Video

Video China's Spratly Island Building Said to Light Up the Night 'Like A City'

Southeast Asian countries claim China has illegally seized territory in the Spratly islands. It is especially a concern for a Philippine mayor who says Beijing is occupying parts of his municipality. Jason Strother reports from the capital of Palawan province, Puerto Princesa.
Video

Video Ages-old Ice Reveals Secrets of Climate Change

Ice caps don't just exist at the world's poles. There are also tropical ice caps, and the largest sits atop the Peruvian Andes - but it is melting, quickly, and may be gone within the next 20 years. George Putic reports scientists are now rushing to take samples to get at the valuable information about climate change locked in the ice.
Video

Video French Experiment in Integrating Roma Under Threat

Plans to destroy France’s oldest slum have sparked an outcry on the part of its Roma residents. As Lisa Bryant reports from the Paris suburb of La Courneuve, rights groups argue the community is a fledgling experiment on integrating Roma who are often outcasts in many parts of Europe.
Video

Video Kenyans Turn to Agriculture for Business

Each year Kenyan universities continue to churn out graduates for the job market despite the already existing high rate of unemployment among youth in the country. Some of these young men and women have realized that agriculture can be as rewarding as any other business or job, and they are resorting to agribusiness in large numbers as a way of tackling unemployment. Rael Ombuor reports for VOA.
Video

Video First Women Graduate Elite Army Ranger School

Two women are making history for the U.S. Army by proving they are among the toughest of the tough.
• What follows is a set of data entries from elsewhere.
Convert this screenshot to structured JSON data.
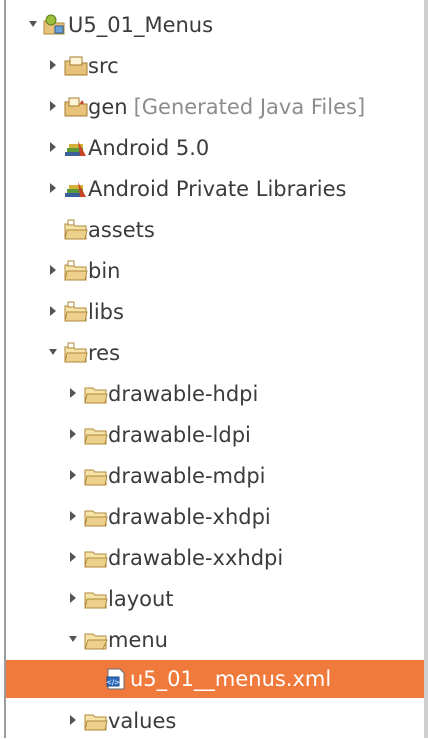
{
  "tree": {
    "project": {
      "label": "U5_01_Menus",
      "icon": "android-project-icon",
      "expanded": true
    },
    "items": [
      {
        "label": "src",
        "icon": "source-folder-icon",
        "expanded": false
      },
      {
        "label": "gen",
        "decoration": "[Generated Java Files]",
        "icon": "generated-source-folder-icon",
        "expanded": false
      },
      {
        "label": "Android 5.0",
        "icon": "library-container-icon",
        "expanded": false
      },
      {
        "label": "Android Private Libraries",
        "icon": "library-container-icon",
        "expanded": false
      },
      {
        "label": "assets",
        "icon": "folder-icon"
      },
      {
        "label": "bin",
        "icon": "folder-icon",
        "expanded": false
      },
      {
        "label": "libs",
        "icon": "folder-icon",
        "expanded": false
      },
      {
        "label": "res",
        "icon": "folder-icon",
        "expanded": true
      },
      {
        "label": "drawable-hdpi",
        "icon": "folder-icon",
        "expanded": false
      },
      {
        "label": "drawable-ldpi",
        "icon": "folder-icon",
        "expanded": false
      },
      {
        "label": "drawable-mdpi",
        "icon": "folder-icon",
        "expanded": false
      },
      {
        "label": "drawable-xhdpi",
        "icon": "folder-icon",
        "expanded": false
      },
      {
        "label": "drawable-xxhdpi",
        "icon": "folder-icon",
        "expanded": false
      },
      {
        "label": "layout",
        "icon": "folder-icon",
        "expanded": false
      },
      {
        "label": "menu",
        "icon": "folder-icon",
        "expanded": true
      },
      {
        "label": "u5_01__menus.xml",
        "icon": "xml-file-icon",
        "selected": true
      },
      {
        "label": "values",
        "icon": "folder-icon",
        "expanded": false
      }
    ]
  },
  "colors": {
    "selection": "#f07a3c",
    "text": "#3b3b3b",
    "decoration": "#8a8d8f",
    "folder": "#e8c27a"
  }
}
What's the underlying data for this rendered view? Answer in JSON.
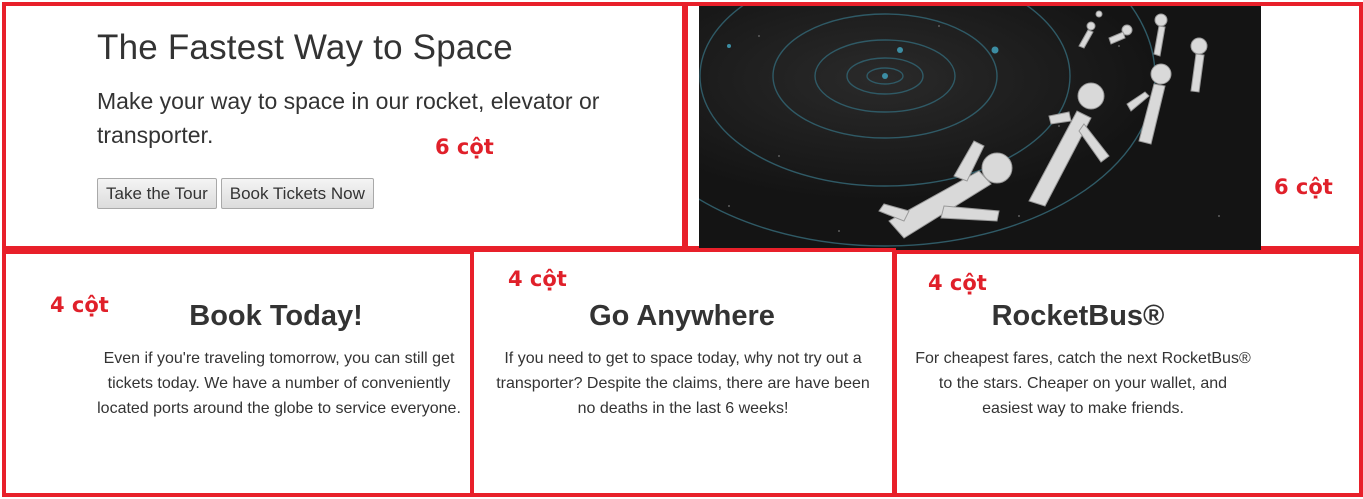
{
  "hero": {
    "title": "The Fastest Way to Space",
    "lead": "Make your way to space in our rocket, elevator or transporter.",
    "buttons": {
      "tour": "Take the Tour",
      "book": "Book Tickets Now"
    },
    "label_left": "6 cột",
    "label_right": "6 cột"
  },
  "columns": [
    {
      "label": "4 cột",
      "title": "Book Today!",
      "body": "Even if you're traveling tomorrow, you can still get tickets today. We have a number of conveniently located ports around the globe to service everyone."
    },
    {
      "label": "4 cột",
      "title": "Go Anywhere",
      "body": "If you need to get to space today, why not try out a transporter? Despite the claims, there are have been no deaths in the last 6 weeks!"
    },
    {
      "label": "4 cột",
      "title": "RocketBus®",
      "body": "For cheapest fares, catch the next RocketBus® to the stars. Cheaper on your wallet, and easiest way to make friends."
    }
  ],
  "colors": {
    "annotation_border": "#e8202a",
    "annotation_text": "#e0202a",
    "space_bg": "#1a1a1a"
  }
}
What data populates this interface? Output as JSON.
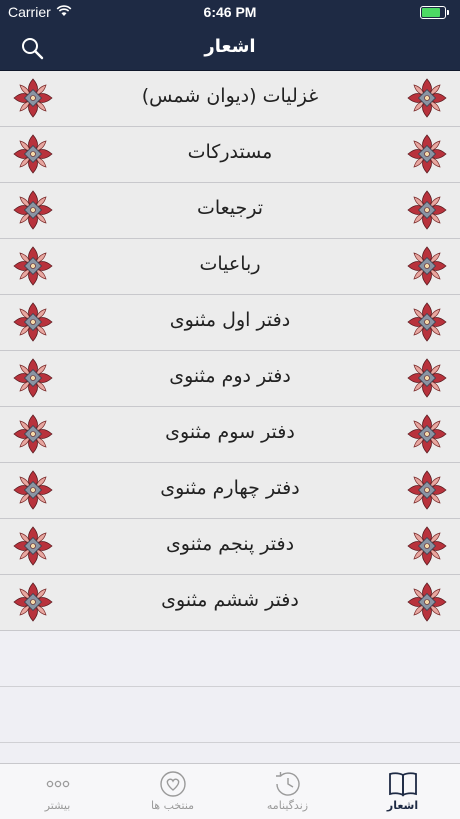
{
  "status_bar": {
    "carrier": "Carrier",
    "time": "6:46 PM",
    "battery_level": 0.9,
    "battery_color": "#4cd964"
  },
  "nav": {
    "title": "اشعار",
    "search_icon": "search-icon",
    "background_color": "#1e2a44"
  },
  "poems": [
    {
      "label": "غزلیات (دیوان شمس)"
    },
    {
      "label": "مستدرکات"
    },
    {
      "label": "ترجیعات"
    },
    {
      "label": "رباعیات"
    },
    {
      "label": "دفتر اول مثنوی"
    },
    {
      "label": "دفتر دوم مثنوی"
    },
    {
      "label": "دفتر سوم مثنوی"
    },
    {
      "label": "دفتر چهارم مثنوی"
    },
    {
      "label": "دفتر پنجم مثنوی"
    },
    {
      "label": "دفتر ششم مثنوی"
    }
  ],
  "tabs": [
    {
      "label": "بیشتر",
      "icon": "more-dots-icon",
      "active": false
    },
    {
      "label": "منتخب ها",
      "icon": "heart-icon",
      "active": false
    },
    {
      "label": "زندگینامه",
      "icon": "history-clock-icon",
      "active": false
    },
    {
      "label": "اشعار",
      "icon": "open-book-icon",
      "active": true
    }
  ]
}
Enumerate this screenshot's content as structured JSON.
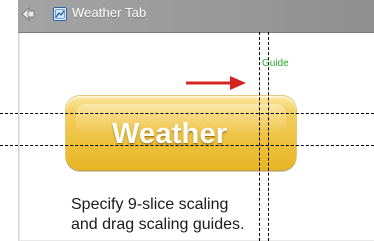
{
  "window": {
    "title": "Weather Tab"
  },
  "icons": {
    "back": "back-arrow-icon",
    "document": "document-icon"
  },
  "tab": {
    "label": "Weather"
  },
  "guide": {
    "label": "Guide"
  },
  "caption": {
    "line1": "Specify 9-slice scaling",
    "line2": "and drag scaling guides."
  },
  "colors": {
    "titlebar": "#9a9a9a",
    "guide_label": "#2ca82c",
    "arrow": "#d3261f",
    "tab_gold": "#edc344",
    "tab_text": "#ffffff"
  }
}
VOA's Carla Babb reports from Fort Benning, Georgia as 94 men and those two women rise as graduates of the difficult Ranger school.

VOA Blogs

More Americas News

Tropical Storm Erika Dissipates; 21 Dead

Storm flags over Cuba, could regain strength over Gulf of Mexico; death toll in Dominica, Haiti is 21
More

Video Cubans Embrace New Internet Connectivity Options

Government has approved use of prepaid cards for web access; some foresee construction of better infrastructure, with towers, fiber-optic cables
More

Brazil's Rousseff Faces Growing Impeachment Threat

President’s woes increasing as she now also faces angry rival who controls the possibility of impeachment proceedings against her
More

Cancer, Transplant Patients Rail at Drug Shortages in Venezuela

Currency controls, slumping production and smuggling have caused acute shortages of medical supplies in the socialist-led nation
More

Guatemalan Prosecutors Urge President to Resign Amid Scandal

Government comptrollers' office also issued a statement saying Perez Molina should resign 'to avoid greater social unrest that could have unpredictable consequences'
More

Bolt Sprints to Double Gold in Beijing

Jamaican's victories take place on track where in 2008 he first made headlines by winning Olympic gold medals in record fashion at Bird's Nest Stadium
More